▶ [What you should do]
The required answer is each line in the entries below where "icon" occurs.

Start of Extracted material

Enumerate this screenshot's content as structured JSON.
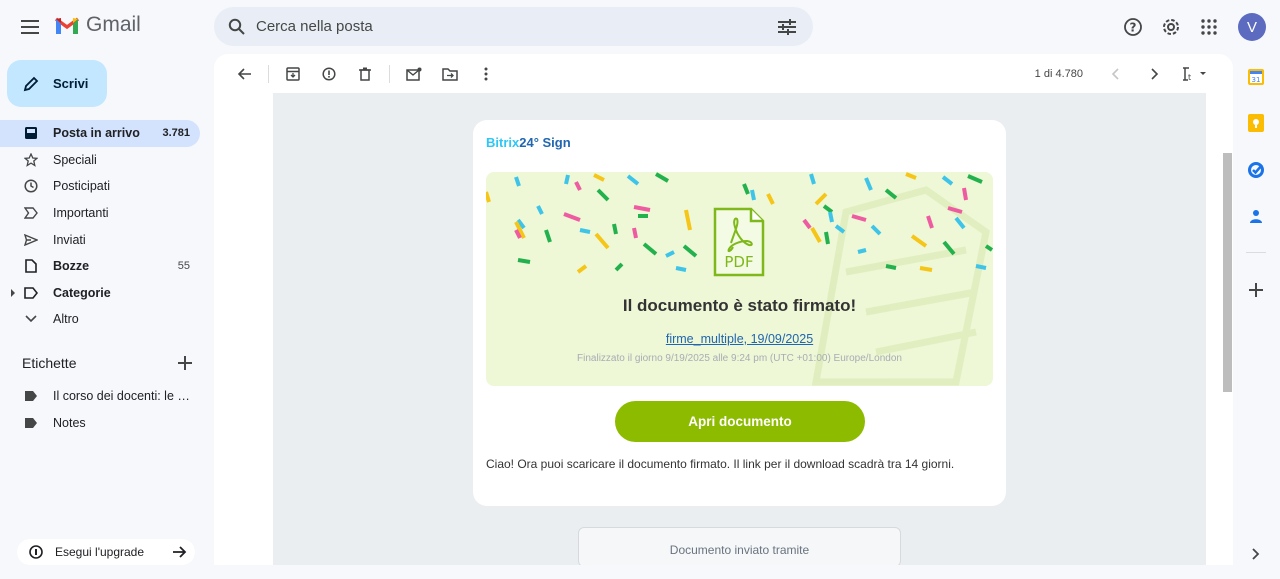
{
  "app": {
    "name": "Gmail"
  },
  "search": {
    "placeholder": "Cerca nella posta"
  },
  "user": {
    "avatar_letter": "V",
    "avatar_color": "#5c6bc0"
  },
  "compose": {
    "label": "Scrivi"
  },
  "nav": {
    "items": [
      {
        "label": "Posta in arrivo",
        "count": "3.781",
        "icon": "inbox-icon"
      },
      {
        "label": "Speciali",
        "count": "",
        "icon": "star-icon"
      },
      {
        "label": "Posticipati",
        "count": "",
        "icon": "clock-icon"
      },
      {
        "label": "Importanti",
        "count": "",
        "icon": "important-icon"
      },
      {
        "label": "Inviati",
        "count": "",
        "icon": "send-icon"
      },
      {
        "label": "Bozze",
        "count": "55",
        "icon": "draft-icon"
      },
      {
        "label": "Categorie",
        "count": "",
        "icon": "label-outline-icon"
      },
      {
        "label": "Altro",
        "count": "",
        "icon": "chevron-down-icon"
      }
    ]
  },
  "labels": {
    "heading": "Etichette",
    "items": [
      {
        "label": "Il corso dei docenti: le le..."
      },
      {
        "label": "Notes"
      }
    ]
  },
  "upgrade": {
    "label": "Esegui l'upgrade"
  },
  "toolbar": {
    "pager": "1 di 4.780"
  },
  "email": {
    "brand": {
      "part1": "Bitrix",
      "part2": "24",
      "part3": "Sign"
    },
    "title": "Il documento è stato firmato!",
    "doc_link": "firme_multiple, 19/09/2025",
    "finalized": "Finalizzato il giorno 9/19/2025 alle 9:24 pm (UTC +01:00) Europe/London",
    "button": "Apri documento",
    "body": "Ciao! Ora puoi scaricare il documento firmato. Il link per il download scadrà tra 14 giorni.",
    "footer": "Documento inviato tramite",
    "pdf_label": "PDF",
    "accent_green": "#8dbb00",
    "brand_blue": "#2fc6f6"
  }
}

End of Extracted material

▶ [Task response]
        "icon": "inbox-icon"
        "icon": "star-icon"
        "icon": "clock-icon"
        "icon": "important-icon"
        "icon": "send-icon"
        "icon": "draft-icon"
        "icon": "label-outline-icon"
        "icon": "chevron-down-icon"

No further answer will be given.